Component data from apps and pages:
⟨
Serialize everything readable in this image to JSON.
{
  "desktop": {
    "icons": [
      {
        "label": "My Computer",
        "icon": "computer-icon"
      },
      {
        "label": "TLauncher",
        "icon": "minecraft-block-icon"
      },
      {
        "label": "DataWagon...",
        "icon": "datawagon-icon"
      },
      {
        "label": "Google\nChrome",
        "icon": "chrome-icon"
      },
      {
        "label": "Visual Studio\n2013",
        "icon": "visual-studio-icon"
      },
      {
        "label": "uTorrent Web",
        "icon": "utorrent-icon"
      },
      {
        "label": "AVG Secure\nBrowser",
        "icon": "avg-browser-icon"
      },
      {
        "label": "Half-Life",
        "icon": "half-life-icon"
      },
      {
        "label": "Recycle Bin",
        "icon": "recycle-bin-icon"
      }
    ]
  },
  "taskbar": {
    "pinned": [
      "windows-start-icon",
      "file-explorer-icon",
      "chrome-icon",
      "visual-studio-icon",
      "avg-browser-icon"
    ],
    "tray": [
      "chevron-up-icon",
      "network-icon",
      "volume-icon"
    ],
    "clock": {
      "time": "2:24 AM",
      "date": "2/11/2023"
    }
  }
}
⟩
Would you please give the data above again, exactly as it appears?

Serialize everything readable in this image to JSON.
{
  "desktop": {
    "icons": [
      {
        "label": "My Computer",
        "icon": "computer-icon"
      },
      {
        "label": "TLauncher",
        "icon": "minecraft-block-icon"
      },
      {
        "label": "DataWagon...",
        "icon": "datawagon-icon"
      },
      {
        "label": "Google\nChrome",
        "icon": "chrome-icon"
      },
      {
        "label": "Visual Studio\n2013",
        "icon": "visual-studio-icon"
      },
      {
        "label": "uTorrent Web",
        "icon": "utorrent-icon"
      },
      {
        "label": "AVG Secure\nBrowser",
        "icon": "avg-browser-icon"
      },
      {
        "label": "Half-Life",
        "icon": "half-life-icon"
      },
      {
        "label": "Recycle Bin",
        "icon": "recycle-bin-icon"
      }
    ]
  },
  "taskbar": {
    "pinned": [
      "windows-start-icon",
      "file-explorer-icon",
      "chrome-icon",
      "visual-studio-icon",
      "avg-browser-icon"
    ],
    "tray": [
      "chevron-up-icon",
      "network-icon",
      "volume-icon"
    ],
    "clock": {
      "time": "2:24 AM",
      "date": "2/11/2023"
    }
  }
}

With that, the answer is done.